As the government prepares to pay school fees for the teachers’ children, the Progressive Teachers Union (PTUZ) has said for transparency purposes, the money should be deposited into their accounts instead of directly paying the learning institutions.
This follows the release of ZWL$2.68 billion last week by the government towards the payment of school fees for over 100, 000 teachers’ children.
The government promised to start paying school fees for the teachers’ children when the educators embarked on a crippling strike in February over their poor remuneration and conditions of service.
In response to the industrial action, Finance and Economic Development Minister Mthuli Ncube announced a 20 percent increment backdated to January.
He also tabled non-monetary incentives targeting teachers, including the payment of school fees for up to three biological children capped at ZWL$20,000 per child.
Following concerns by legislators over delays by the government in honouring its promise to teachers, Public Service Commission Secretary Jonathan Wutawunashe announced last Friday that ZWL$2.68 billion had been released.
The money, Wutawunashe said would only cover first term’s fees for 103, 556 children of some 52 171 teachers from all the 10 provinces have so far been identified by schools as eligible to benefit.
He said funds for the second term fees would be disbursed later.
“We want the government to put the money in teachers’ accounts so that they can pay fees for their children,” PTUZ president, Dr Takavafira Zhou, told CITE.
“A benefit by an employee must accrue directly in the account of such an employee rather than the claim that the government would pay for teachers’ children in various schools, colleges, polytechnics and universities when it certainly has no capacity to judiciously do that.”
He said it was regrettable that the government cannot pay for the current term, further inconveniencing their children.
“That is a further insult to us as our children cannot be accepted in schools without paying school fees,” decried Zhou.
“Such government unilateralism and flouting of the agreement with teachers must be condemned. We don’t celebrate choreographed late release of money but actual payment.
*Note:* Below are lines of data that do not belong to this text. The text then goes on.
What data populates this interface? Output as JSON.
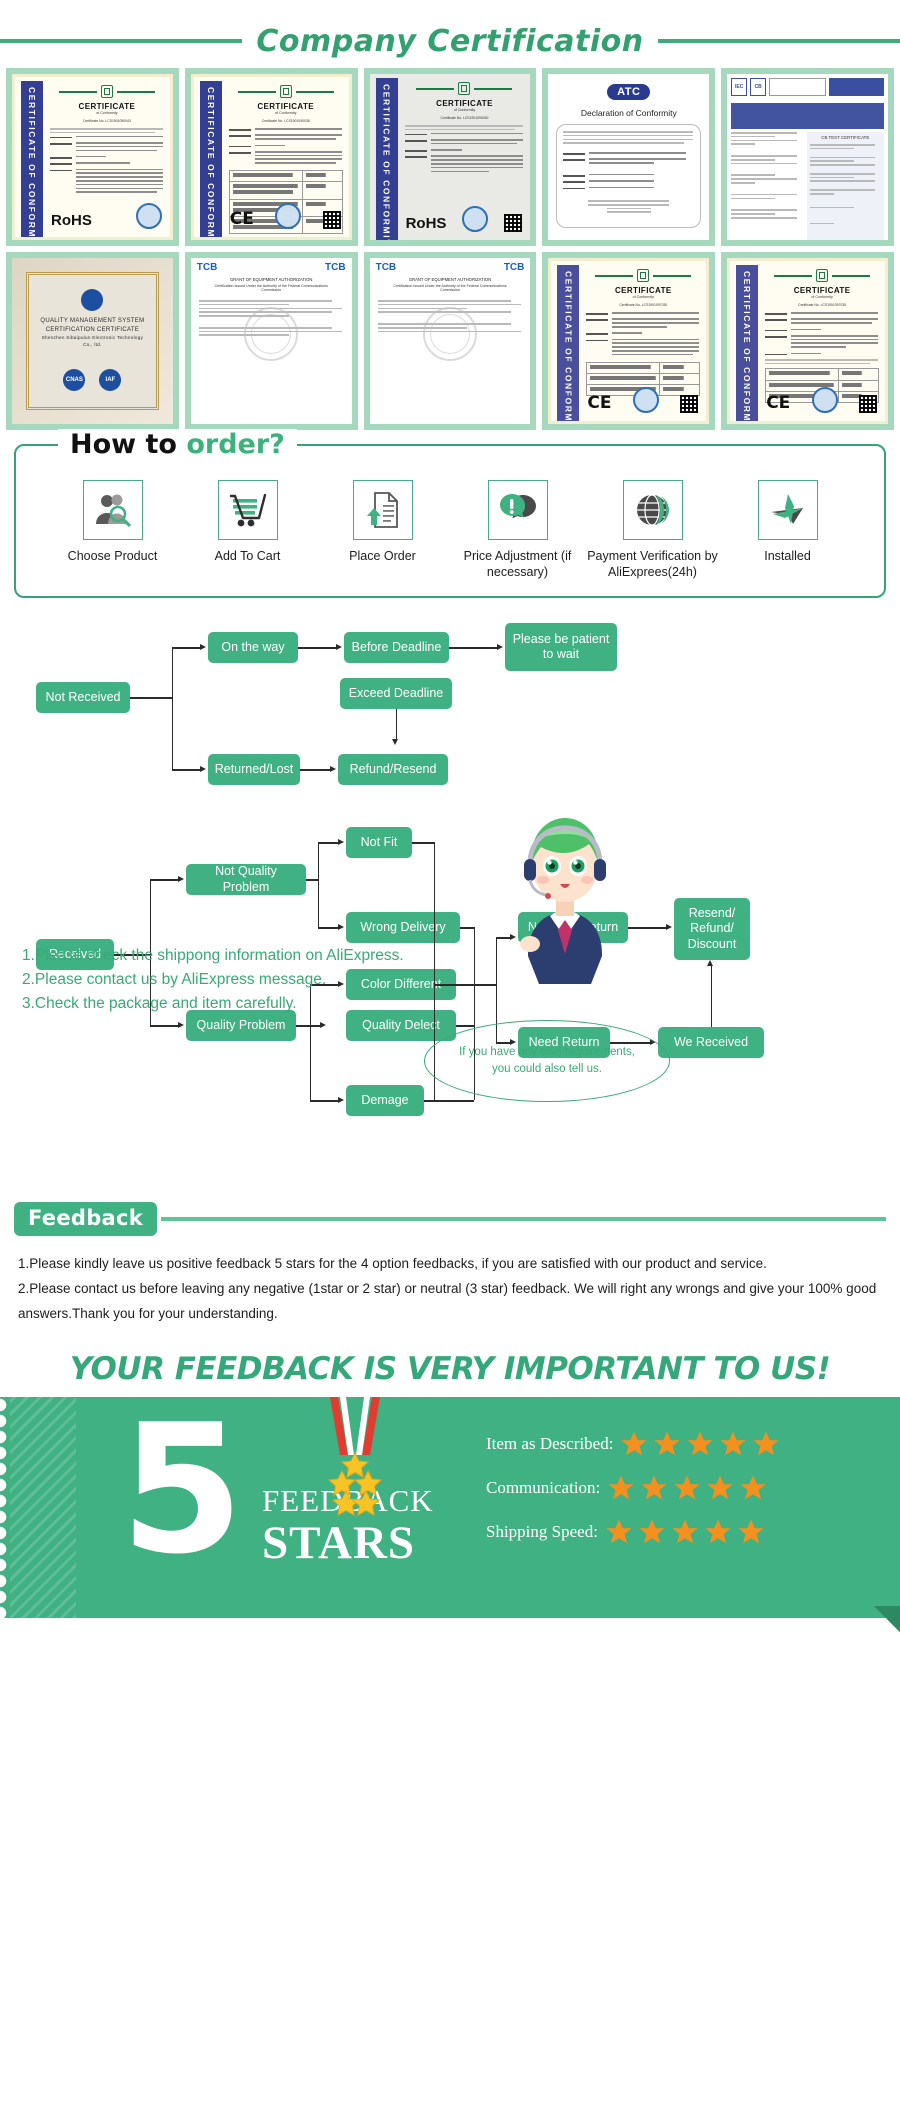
{
  "certification": {
    "title": "Company Certification",
    "cards": [
      {
        "kind": "certificate",
        "band": "CERTIFICATE OF CONFORMITY",
        "heading": "CERTIFICATE",
        "sub": "of Conformity",
        "ref": "Certificate No. LCS1901090043",
        "mark": "RoHS"
      },
      {
        "kind": "certificate-table",
        "band": "CERTIFICATE OF CONFORMITY",
        "heading": "CERTIFICATE",
        "sub": "of Conformity",
        "ref": "Certificate No. LCS1901090038",
        "mark": "CE"
      },
      {
        "kind": "certificate",
        "band": "CERTIFICATE OF CONFORMITY",
        "heading": "CERTIFICATE",
        "sub": "of Conformity",
        "ref": "Certificate No. LCS1901090030",
        "mark": "RoHS"
      },
      {
        "kind": "atc",
        "badge": "ATC",
        "heading": "Declaration of Conformity"
      },
      {
        "kind": "cb",
        "logo": "IEC",
        "heading": "CB TEST CERTIFICATE"
      },
      {
        "kind": "qms",
        "heading": "QUALITY MANAGEMENT SYSTEM",
        "heading2": "CERTIFICATION CERTIFICATE",
        "company": "Shenzhen Sibaipulun Electronic Technology",
        "company2": "Co., ltd.",
        "badge1": "CNAS",
        "badge2": "IAF"
      },
      {
        "kind": "tcb",
        "logo": "TCB",
        "heading": "GRANT OF EQUIPMENT AUTHORIZATION",
        "sub": "Certification Issued Under the Authority of the Federal Communications Commission"
      },
      {
        "kind": "tcb",
        "logo": "TCB",
        "heading": "GRANT OF EQUIPMENT AUTHORIZATION",
        "sub": "Certification Issued Under the Authority of the Federal Communications Commission"
      },
      {
        "kind": "certificate",
        "band": "CERTIFICATE OF CONFORMITY",
        "heading": "CERTIFICATE",
        "sub": "of Conformity",
        "ref": "Certificate No. LCS1901097030",
        "mark": "CE"
      },
      {
        "kind": "certificate",
        "band": "CERTIFICATE OF CONFORMITY",
        "heading": "CERTIFICATE",
        "sub": "of Conformity",
        "ref": "Certificate No. LCS1901097035",
        "mark": "CE"
      }
    ]
  },
  "how_to_order": {
    "title_black": "How to ",
    "title_green": "order?",
    "steps": [
      {
        "icon": "person-search-icon",
        "label": "Choose Product"
      },
      {
        "icon": "shopping-cart-icon",
        "label": "Add To Cart"
      },
      {
        "icon": "document-upload-icon",
        "label": "Place Order"
      },
      {
        "icon": "chat-alert-icon",
        "label": "Price Adjustment\n(if necessary)"
      },
      {
        "icon": "globe-icon",
        "label": "Payment Verification\nby AliExprees(24h)"
      },
      {
        "icon": "airplane-icon",
        "label": "Installed"
      }
    ]
  },
  "flow_not_received": {
    "nodes": {
      "root": "Not Received",
      "on_the_way": "On the way",
      "before_deadline": "Before Deadline",
      "please_wait": "Please be patient\nto wait",
      "exceed_deadline": "Exceed Deadline",
      "returned_lost": "Returned/Lost",
      "refund_resend": "Refund/Resend"
    }
  },
  "flow_received": {
    "nodes": {
      "root": "Received",
      "not_quality": "Not Quality Problem",
      "quality": "Quality Problem",
      "not_fit": "Not Fit",
      "wrong_delivery": "Wrong Delivery",
      "color_different": "Color Different",
      "quality_delect": "Quality Delect",
      "demage": "Demage",
      "no_need_return": "No Need Return",
      "need_return": "Need Return",
      "resend_refund": "Resend/\nRefund/\nDiscount",
      "we_received": "We Received"
    }
  },
  "notes": {
    "line1": "1.Please check the shippong information on AliExpress.",
    "line2": "2.Please contact us by AliExpress message.",
    "line3": "3.Check the package and item carefully.",
    "bubble1": "If you have any else requirements,",
    "bubble2": "you could also tell us."
  },
  "feedback": {
    "tag": "Feedback",
    "p1": "1.Please kindly leave us positive feedback 5 stars for the 4 option feedbacks, if you are satisfied with our product and service.",
    "p2": "2.Please contact us before leaving any negative (1star or 2 star) or neutral (3 star) feedback. We will right any wrongs and give your 100% good answers.Thank you for your understanding.",
    "banner": "YOUR FEEDBACK IS VERY IMPORTANT TO US!",
    "big_number": "5",
    "word_feedback": "FEEDBACK",
    "word_stars": "STARS",
    "ratings": [
      {
        "label": "Item as Described:",
        "stars": 5
      },
      {
        "label": "Communication:",
        "stars": 5
      },
      {
        "label": "Shipping Speed:",
        "stars": 5
      }
    ]
  },
  "colors": {
    "brand_green": "#3fb183",
    "title_green": "#32a06f",
    "cert_cell_bg": "#a6d8bd",
    "star_orange": "#f5901e",
    "band_blue": "#343f93"
  }
}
We don’t eat promises in infinity but judicious fulfilment of any agreed promises.”
Asked what teachers preferred between having their children’s fee paid by the government and being paid enough to do that on their own, Zhou had this to say: “Teachers prefer both, but adequate pay is the first priority, while unfettered access of our children to a service we offer is also a high priority.”